_What is needed_
Reproduce the records below in their entirety, exactly as shown.

-- Records for processing follows --

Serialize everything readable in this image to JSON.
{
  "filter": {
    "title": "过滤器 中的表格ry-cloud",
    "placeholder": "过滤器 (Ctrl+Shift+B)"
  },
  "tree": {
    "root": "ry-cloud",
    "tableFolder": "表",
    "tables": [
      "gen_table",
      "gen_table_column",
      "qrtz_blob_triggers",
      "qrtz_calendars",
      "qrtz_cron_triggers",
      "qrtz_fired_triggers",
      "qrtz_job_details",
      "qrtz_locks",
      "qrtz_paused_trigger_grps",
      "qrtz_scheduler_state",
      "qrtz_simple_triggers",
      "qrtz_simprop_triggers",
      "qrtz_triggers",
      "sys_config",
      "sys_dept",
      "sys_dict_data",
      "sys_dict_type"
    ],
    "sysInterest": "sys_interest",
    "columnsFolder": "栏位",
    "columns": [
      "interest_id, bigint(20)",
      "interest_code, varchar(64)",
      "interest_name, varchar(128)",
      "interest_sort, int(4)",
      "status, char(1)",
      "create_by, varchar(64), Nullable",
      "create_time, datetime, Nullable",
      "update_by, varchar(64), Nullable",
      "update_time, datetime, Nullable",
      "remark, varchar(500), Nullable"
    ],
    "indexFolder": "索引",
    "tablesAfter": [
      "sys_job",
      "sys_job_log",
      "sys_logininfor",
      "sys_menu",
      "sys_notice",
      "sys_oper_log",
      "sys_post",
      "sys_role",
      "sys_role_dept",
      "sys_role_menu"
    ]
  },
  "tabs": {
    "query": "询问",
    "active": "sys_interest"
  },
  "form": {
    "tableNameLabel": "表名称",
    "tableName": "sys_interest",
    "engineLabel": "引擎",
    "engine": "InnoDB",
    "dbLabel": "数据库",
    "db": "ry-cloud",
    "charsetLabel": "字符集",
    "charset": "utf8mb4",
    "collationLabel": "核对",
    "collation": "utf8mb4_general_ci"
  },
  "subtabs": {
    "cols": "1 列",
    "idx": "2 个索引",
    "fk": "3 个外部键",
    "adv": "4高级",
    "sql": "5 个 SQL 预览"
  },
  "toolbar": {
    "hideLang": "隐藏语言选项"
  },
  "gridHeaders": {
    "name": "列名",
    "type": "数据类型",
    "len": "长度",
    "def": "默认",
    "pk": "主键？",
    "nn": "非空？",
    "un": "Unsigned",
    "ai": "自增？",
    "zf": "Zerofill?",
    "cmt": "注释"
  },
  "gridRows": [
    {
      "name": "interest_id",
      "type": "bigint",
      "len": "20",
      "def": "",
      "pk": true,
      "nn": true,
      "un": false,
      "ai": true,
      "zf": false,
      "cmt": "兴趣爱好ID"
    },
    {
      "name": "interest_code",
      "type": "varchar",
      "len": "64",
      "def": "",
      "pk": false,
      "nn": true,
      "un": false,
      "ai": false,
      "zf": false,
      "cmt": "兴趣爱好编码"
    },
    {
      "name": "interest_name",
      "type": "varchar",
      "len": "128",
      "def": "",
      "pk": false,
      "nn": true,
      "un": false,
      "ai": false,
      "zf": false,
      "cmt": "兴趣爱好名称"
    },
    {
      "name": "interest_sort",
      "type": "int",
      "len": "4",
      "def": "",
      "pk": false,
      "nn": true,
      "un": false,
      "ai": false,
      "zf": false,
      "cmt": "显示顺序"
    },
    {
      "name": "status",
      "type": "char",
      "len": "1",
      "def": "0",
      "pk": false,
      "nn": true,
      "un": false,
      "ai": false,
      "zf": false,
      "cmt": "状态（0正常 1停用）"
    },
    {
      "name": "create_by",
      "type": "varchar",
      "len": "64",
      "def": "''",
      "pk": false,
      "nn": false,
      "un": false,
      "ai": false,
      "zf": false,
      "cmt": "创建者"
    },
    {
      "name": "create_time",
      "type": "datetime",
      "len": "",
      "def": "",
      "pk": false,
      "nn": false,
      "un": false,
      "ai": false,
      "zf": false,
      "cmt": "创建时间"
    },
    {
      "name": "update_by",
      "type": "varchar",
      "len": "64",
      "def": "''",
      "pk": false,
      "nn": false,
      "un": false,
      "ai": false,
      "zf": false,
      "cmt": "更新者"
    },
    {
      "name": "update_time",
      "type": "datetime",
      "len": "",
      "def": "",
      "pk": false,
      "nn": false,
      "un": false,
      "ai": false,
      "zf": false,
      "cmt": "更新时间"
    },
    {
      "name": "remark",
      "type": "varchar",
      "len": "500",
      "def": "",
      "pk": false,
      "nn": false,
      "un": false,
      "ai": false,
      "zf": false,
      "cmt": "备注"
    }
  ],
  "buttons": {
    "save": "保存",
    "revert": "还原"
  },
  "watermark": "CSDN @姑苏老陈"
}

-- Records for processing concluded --

_Answer to the exercise_
Serialize everything readable in this image to JSON.
{
  "filter": {
    "title": "过滤器 中的表格ry-cloud",
    "placeholder": "过滤器 (Ctrl+Shift+B)"
  },
  "tree": {
    "root": "ry-cloud",
    "tableFolder": "表",
    "tables": [
      "gen_table",
      "gen_table_column",
      "qrtz_blob_triggers",
      "qrtz_calendars",
      "qrtz_cron_triggers",
      "qrtz_fired_triggers",
      "qrtz_job_details",
      "qrtz_locks",
      "qrtz_paused_trigger_grps",
      "qrtz_scheduler_state",
      "qrtz_simple_triggers",
      "qrtz_simprop_triggers",
      "qrtz_triggers",
      "sys_config",
      "sys_dept",
      "sys_dict_data",
      "sys_dict_type"
    ],
    "sysInterest": "sys_interest",
    "columnsFolder": "栏位",
    "columns": [
      "interest_id, bigint(20)",
      "interest_code, varchar(64)",
      "interest_name, varchar(128)",
      "interest_sort, int(4)",
      "status, char(1)",
      "create_by, varchar(64), Nullable",
      "create_time, datetime, Nullable",
      "update_by, varchar(64), Nullable",
      "update_time, datetime, Nullable",
      "remark, varchar(500), Nullable"
    ],
    "indexFolder": "索引",
    "tablesAfter": [
      "sys_job",
      "sys_job_log",
      "sys_logininfor",
      "sys_menu",
      "sys_notice",
      "sys_oper_log",
      "sys_post",
      "sys_role",
      "sys_role_dept",
      "sys_role_menu"
    ]
  },
  "tabs": {
    "query": "询问",
    "active": "sys_interest"
  },
  "form": {
    "tableNameLabel": "表名称",
    "tableName": "sys_interest",
    "engineLabel": "引擎",
    "engine": "InnoDB",
    "dbLabel": "数据库",
    "db": "ry-cloud",
    "charsetLabel": "字符集",
    "charset": "utf8mb4",
    "collationLabel": "核对",
    "collation": "utf8mb4_general_ci"
  },
  "subtabs": {
    "cols": "1 列",
    "idx": "2 个索引",
    "fk": "3 个外部键",
    "adv": "4高级",
    "sql": "5 个 SQL 预览"
  },
  "toolbar": {
    "hideLang": "隐藏语言选项"
  },
  "gridHeaders": {
    "name": "列名",
    "type": "数据类型",
    "len": "长度",
    "def": "默认",
    "pk": "主键？",
    "nn": "非空？",
    "un": "Unsigned",
    "ai": "自增？",
    "zf": "Zerofill?",
    "cmt": "注释"
  },
  "gridRows": [
    {
      "name": "interest_id",
      "type": "bigint",
      "len": "20",
      "def": "",
      "pk": true,
      "nn": true,
      "un": false,
      "ai": true,
      "zf": false,
      "cmt": "兴趣爱好ID"
    },
    {
      "name": "interest_code",
      "type": "varchar",
      "len": "64",
      "def": "",
      "pk": false,
      "nn": true,
      "un": false,
      "ai": false,
      "zf": false,
      "cmt": "兴趣爱好编码"
    },
    {
      "name": "interest_name",
      "type": "varchar",
      "len": "128",
      "def": "",
      "pk": false,
      "nn": true,
      "un": false,
      "ai": false,
      "zf": false,
      "cmt": "兴趣爱好名称"
    },
    {
      "name": "interest_sort",
      "type": "int",
      "len": "4",
      "def": "",
      "pk": false,
      "nn": true,
      "un": false,
      "ai": false,
      "zf": false,
      "cmt": "显示顺序"
    },
    {
      "name": "status",
      "type": "char",
      "len": "1",
      "def": "0",
      "pk": false,
      "nn": true,
      "un": false,
      "ai": false,
      "zf": false,
      "cmt": "状态（0正常 1停用）"
    },
    {
      "name": "create_by",
      "type": "varchar",
      "len": "64",
      "def": "''",
      "pk": false,
      "nn": false,
      "un": false,
      "ai": false,
      "zf": false,
      "cmt": "创建者"
    },
    {
      "name": "create_time",
      "type": "datetime",
      "len": "",
      "def": "",
      "pk": false,
      "nn": false,
      "un": false,
      "ai": false,
      "zf": false,
      "cmt": "创建时间"
    },
    {
      "name": "update_by",
      "type": "varchar",
      "len": "64",
      "def": "''",
      "pk": false,
      "nn": false,
      "un": false,
      "ai": false,
      "zf": false,
      "cmt": "更新者"
    },
    {
      "name": "update_time",
      "type": "datetime",
      "len": "",
      "def": "",
      "pk": false,
      "nn": false,
      "un": false,
      "ai": false,
      "zf": false,
      "cmt": "更新时间"
    },
    {
      "name": "remark",
      "type": "varchar",
      "len": "500",
      "def": "",
      "pk": false,
      "nn": false,
      "un": false,
      "ai": false,
      "zf": false,
      "cmt": "备注"
    }
  ],
  "buttons": {
    "save": "保存",
    "revert": "还原"
  },
  "watermark": "CSDN @姑苏老陈"
}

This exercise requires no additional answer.